(Interface dataset entries)
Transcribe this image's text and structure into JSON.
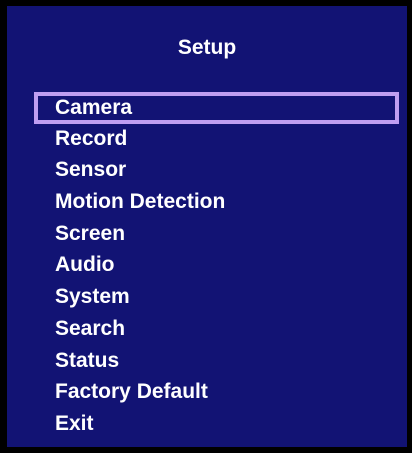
{
  "theme": {
    "background": "#121374",
    "frame": "#000000",
    "text": "#ffffff",
    "selection_border": "#bf9ef2"
  },
  "setup_menu": {
    "title": "Setup",
    "selected_item": "Camera",
    "items": [
      {
        "label": "Camera",
        "selected": true
      },
      {
        "label": "Record",
        "selected": false
      },
      {
        "label": "Sensor",
        "selected": false
      },
      {
        "label": "Motion Detection",
        "selected": false
      },
      {
        "label": "Screen",
        "selected": false
      },
      {
        "label": "Audio",
        "selected": false
      },
      {
        "label": "System",
        "selected": false
      },
      {
        "label": "Search",
        "selected": false
      },
      {
        "label": "Status",
        "selected": false
      },
      {
        "label": "Factory Default",
        "selected": false
      },
      {
        "label": "Exit",
        "selected": false
      }
    ]
  }
}
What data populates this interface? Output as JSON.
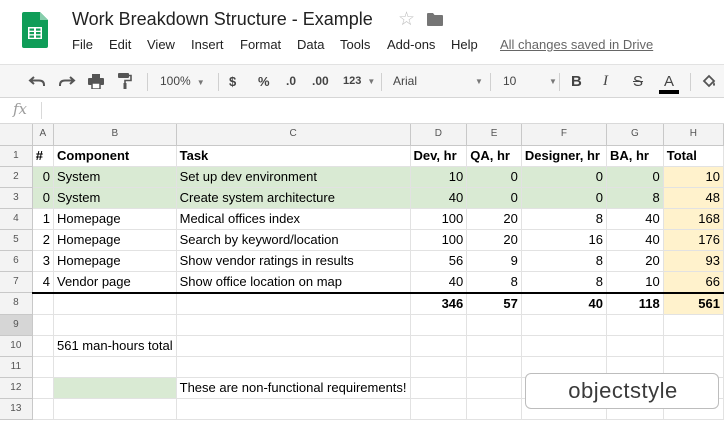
{
  "header": {
    "title": "Work Breakdown Structure - Example",
    "save_status": "All changes saved in Drive",
    "menu": [
      "File",
      "Edit",
      "View",
      "Insert",
      "Format",
      "Data",
      "Tools",
      "Add-ons",
      "Help"
    ]
  },
  "toolbar": {
    "zoom": "100%",
    "currency": "$",
    "percent": "%",
    "decrease_decimals": ".0",
    "increase_decimals": ".00",
    "more_formats": "123",
    "font": "Arial",
    "font_size": "10",
    "bold": "B",
    "italic": "I",
    "strikethrough": "S",
    "text_color": "A"
  },
  "formula_bar": {
    "label": "fx",
    "value": ""
  },
  "sheet": {
    "columns": [
      "A",
      "B",
      "C",
      "D",
      "E",
      "F",
      "G",
      "H"
    ],
    "rows": [
      {
        "n": "1",
        "cells": [
          "#",
          "Component",
          "Task",
          "Dev, hr",
          "QA, hr",
          "Designer, hr",
          "BA, hr",
          "Total"
        ]
      },
      {
        "n": "2",
        "cells": [
          "0",
          "System",
          "Set up dev environment",
          "10",
          "0",
          "0",
          "0",
          "10"
        ]
      },
      {
        "n": "3",
        "cells": [
          "0",
          "System",
          "Create system architecture",
          "40",
          "0",
          "0",
          "8",
          "48"
        ]
      },
      {
        "n": "4",
        "cells": [
          "1",
          "Homepage",
          "Medical offices index",
          "100",
          "20",
          "8",
          "40",
          "168"
        ]
      },
      {
        "n": "5",
        "cells": [
          "2",
          "Homepage",
          "Search by keyword/location",
          "100",
          "20",
          "16",
          "40",
          "176"
        ]
      },
      {
        "n": "6",
        "cells": [
          "3",
          "Homepage",
          "Show vendor ratings in results",
          "56",
          "9",
          "8",
          "20",
          "93"
        ]
      },
      {
        "n": "7",
        "cells": [
          "4",
          "Vendor page",
          "Show office location on map",
          "40",
          "8",
          "8",
          "10",
          "66"
        ]
      },
      {
        "n": "8",
        "cells": [
          "",
          "",
          "",
          "346",
          "57",
          "40",
          "118",
          "561"
        ]
      },
      {
        "n": "9",
        "cells": [
          "",
          "",
          "",
          "",
          "",
          "",
          "",
          ""
        ]
      },
      {
        "n": "10",
        "cells": [
          "",
          "561 man-hours total",
          "",
          "",
          "",
          "",
          "",
          ""
        ]
      },
      {
        "n": "11",
        "cells": [
          "",
          "",
          "",
          "",
          "",
          "",
          "",
          ""
        ]
      },
      {
        "n": "12",
        "cells": [
          "",
          "",
          "These are non-functional requirements!",
          "",
          "",
          "",
          "",
          ""
        ]
      },
      {
        "n": "13",
        "cells": [
          "",
          "",
          "",
          "",
          "",
          "",
          "",
          ""
        ]
      }
    ]
  },
  "brand": {
    "text": "objectstyle"
  },
  "colors": {
    "requirement_highlight": "#d9ead3",
    "total_highlight": "#fff2cc"
  }
}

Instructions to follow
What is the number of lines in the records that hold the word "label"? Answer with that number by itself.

Task response
12